Trade Reporting: Financial institutions must submit accurate and timely reports of executed trades to designated reporting systems. This allows regulators to monitor trading activity and ensures transparency in the market. Refer to FINRA's Trade Reporting FAQs to learn more about reporting obligations.

Execution Quality: According to SEC Rule 11Ac1-5, market centres that trade securities must make publicly available monthly electronic reports that include uniform statistical measures of execution quality. This rule helps identify potential trading discrepancies or inefficiencies impacting your trade booking process.

Customer Order Handling: A financial institution must develop and implement written policies and procedures to handle customer orders fairly and consistently. This includes disclosing the routing of orders in equity and option securities as required under SEC Rule 11Ac1-6.

Risk Management: You must establish a robust risk management framework to assess, monitor, and mitigate potential risks associated with the equity trade booking process. Maintaining a solid risk management infrastructure helps you safeguard your operations and provides confidence to investors in your compliance with regulatory expectations.

By understanding the regulatory environment and adhering to compliance requirements, you can ensure seamless execution of equity trades and maintain a competitive edge in the market. Stay updated on regulatory changes and adopt best practices to demonstrate your commitment to compliance.

Challenges and Solutions

Trade Discrepancies

One challenge in the equity trade booking process is trade discrepancies. Trade discrepancies occur when there are mismatches between the trade details of the buyer and the seller.
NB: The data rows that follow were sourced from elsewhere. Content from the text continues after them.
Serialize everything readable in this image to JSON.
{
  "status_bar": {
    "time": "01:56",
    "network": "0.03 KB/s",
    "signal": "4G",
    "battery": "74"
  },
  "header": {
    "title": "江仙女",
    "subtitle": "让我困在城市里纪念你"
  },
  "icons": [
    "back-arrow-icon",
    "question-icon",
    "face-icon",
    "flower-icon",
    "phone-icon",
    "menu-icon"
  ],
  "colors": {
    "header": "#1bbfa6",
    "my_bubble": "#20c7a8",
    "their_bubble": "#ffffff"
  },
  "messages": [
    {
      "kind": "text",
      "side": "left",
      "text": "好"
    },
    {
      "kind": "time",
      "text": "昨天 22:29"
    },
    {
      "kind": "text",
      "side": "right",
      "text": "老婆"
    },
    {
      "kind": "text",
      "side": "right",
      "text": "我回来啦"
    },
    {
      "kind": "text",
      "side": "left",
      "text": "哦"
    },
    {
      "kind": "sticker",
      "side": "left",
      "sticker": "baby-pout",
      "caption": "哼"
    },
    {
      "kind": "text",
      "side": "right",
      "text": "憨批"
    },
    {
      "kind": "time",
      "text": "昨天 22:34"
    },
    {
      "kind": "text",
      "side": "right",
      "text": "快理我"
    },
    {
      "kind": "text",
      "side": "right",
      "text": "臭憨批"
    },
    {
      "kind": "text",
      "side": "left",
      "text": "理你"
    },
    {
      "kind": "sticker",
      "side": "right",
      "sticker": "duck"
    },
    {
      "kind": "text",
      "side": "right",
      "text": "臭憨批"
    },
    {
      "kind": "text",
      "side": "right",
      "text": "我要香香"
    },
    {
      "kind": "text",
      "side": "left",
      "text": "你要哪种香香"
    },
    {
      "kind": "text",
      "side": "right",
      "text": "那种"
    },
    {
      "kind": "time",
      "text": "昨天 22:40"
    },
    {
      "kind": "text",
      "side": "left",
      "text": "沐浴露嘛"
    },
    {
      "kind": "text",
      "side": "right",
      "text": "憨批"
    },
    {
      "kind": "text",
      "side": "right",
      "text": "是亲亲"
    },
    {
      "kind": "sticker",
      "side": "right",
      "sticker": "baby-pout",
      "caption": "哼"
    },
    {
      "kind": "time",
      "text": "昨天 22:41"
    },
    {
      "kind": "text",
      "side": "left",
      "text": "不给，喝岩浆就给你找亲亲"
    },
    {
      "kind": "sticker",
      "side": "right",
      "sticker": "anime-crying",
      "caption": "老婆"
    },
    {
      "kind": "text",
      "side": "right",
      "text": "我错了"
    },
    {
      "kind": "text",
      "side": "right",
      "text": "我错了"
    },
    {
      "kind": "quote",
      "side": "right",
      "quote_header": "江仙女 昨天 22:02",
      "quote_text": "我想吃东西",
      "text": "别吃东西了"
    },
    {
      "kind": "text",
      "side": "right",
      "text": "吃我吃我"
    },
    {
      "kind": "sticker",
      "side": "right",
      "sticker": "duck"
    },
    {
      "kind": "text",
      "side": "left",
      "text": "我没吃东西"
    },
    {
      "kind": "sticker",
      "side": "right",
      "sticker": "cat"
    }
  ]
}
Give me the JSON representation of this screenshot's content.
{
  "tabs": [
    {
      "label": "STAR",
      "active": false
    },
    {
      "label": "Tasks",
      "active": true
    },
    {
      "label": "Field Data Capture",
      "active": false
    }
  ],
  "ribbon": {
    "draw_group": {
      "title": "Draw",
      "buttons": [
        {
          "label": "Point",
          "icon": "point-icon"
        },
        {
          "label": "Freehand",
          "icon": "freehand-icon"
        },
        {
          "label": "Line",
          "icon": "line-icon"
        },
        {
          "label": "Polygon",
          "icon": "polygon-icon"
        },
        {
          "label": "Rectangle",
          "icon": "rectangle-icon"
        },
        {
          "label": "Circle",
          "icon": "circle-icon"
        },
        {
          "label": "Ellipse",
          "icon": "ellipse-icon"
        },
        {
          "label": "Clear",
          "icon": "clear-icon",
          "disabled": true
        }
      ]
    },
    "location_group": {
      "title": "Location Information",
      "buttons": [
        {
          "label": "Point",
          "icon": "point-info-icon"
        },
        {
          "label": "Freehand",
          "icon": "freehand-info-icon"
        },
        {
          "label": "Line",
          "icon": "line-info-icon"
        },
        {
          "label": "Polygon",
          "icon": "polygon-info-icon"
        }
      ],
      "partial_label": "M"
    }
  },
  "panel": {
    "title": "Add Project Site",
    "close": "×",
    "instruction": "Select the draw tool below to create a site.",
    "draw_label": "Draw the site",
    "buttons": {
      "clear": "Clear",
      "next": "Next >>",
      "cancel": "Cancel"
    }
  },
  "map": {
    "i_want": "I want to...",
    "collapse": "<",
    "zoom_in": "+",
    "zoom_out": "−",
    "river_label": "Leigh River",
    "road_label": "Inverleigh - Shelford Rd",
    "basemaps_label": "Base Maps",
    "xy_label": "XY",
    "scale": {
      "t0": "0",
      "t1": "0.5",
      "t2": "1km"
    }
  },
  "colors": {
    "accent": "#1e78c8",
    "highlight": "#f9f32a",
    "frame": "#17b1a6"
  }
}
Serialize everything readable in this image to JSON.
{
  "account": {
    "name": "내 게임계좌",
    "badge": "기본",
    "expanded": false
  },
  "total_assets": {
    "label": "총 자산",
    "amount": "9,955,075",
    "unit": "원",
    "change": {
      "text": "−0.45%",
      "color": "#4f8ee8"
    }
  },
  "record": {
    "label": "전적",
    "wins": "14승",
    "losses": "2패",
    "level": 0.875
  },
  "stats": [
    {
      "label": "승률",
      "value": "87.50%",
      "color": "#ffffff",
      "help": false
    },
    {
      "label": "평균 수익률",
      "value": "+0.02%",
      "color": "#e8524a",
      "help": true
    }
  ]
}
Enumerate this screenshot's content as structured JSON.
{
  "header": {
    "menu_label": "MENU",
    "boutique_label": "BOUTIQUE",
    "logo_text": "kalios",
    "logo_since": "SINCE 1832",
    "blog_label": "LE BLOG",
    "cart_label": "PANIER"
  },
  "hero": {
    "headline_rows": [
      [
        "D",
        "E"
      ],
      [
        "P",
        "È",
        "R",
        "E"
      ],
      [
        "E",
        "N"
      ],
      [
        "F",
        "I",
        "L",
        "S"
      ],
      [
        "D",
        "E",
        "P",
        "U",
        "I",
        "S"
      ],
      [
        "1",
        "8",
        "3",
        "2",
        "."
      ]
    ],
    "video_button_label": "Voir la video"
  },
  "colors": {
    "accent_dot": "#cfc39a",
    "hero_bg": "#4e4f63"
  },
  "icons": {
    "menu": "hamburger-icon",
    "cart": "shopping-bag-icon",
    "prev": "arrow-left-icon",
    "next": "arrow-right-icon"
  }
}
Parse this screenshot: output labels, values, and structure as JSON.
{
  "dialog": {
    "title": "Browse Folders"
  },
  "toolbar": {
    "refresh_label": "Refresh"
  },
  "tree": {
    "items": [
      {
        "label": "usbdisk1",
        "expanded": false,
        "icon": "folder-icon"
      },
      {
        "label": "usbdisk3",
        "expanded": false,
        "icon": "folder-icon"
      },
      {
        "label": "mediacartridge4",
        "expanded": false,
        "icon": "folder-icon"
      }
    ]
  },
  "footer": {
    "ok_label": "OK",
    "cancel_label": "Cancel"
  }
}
This can lead to delays in trade settlement and increased operational costs.

To address this issue, you can implement the following solutions:

Automate trade matching: By automating the process of matching trade information, you can reduce the risk of human error, shorten the time it takes to identify discrepancies and improve overall efficiency. This can be done using advanced software solutions from providers like Broadridge.

Implement standardized data formats: Ensuring parties use a standardized format for trade data allows for easier comparison and reduces the likelihood of mismatched information.

Foster timely communication: Encourage prompt communication between counterparties to resolve discrepancies quickly and avoid delays in trade settlement.

Technology Integration

Another challenge is the technology integration of various systems involved in the equity trade booking process. This can include trading platforms, clearinghouses, and back-office systems.

To overcome technology integration challenges, consider these solutions:

Utilize modern and scalable technology solutions: Implementing flexible technology solutions that can adapt to market changes, such as DTCC's services, helps streamline integration and promote efficient operation.

Employ APIs: Using Application Programming Interfaces (APIs) allows different systems to communicate and exchange information seamlessly, facilitating smooth integration.

Invest in staff training: Ensuring your team is well-versed in the technology used will help with integration and the ability to handle any potential issues.

By taking steps to address trade discrepancies and technology integration, you can successfully navigate the challenges of the equity trade booking process. Implementing these solutions allows for a smoother, more efficient trading experience.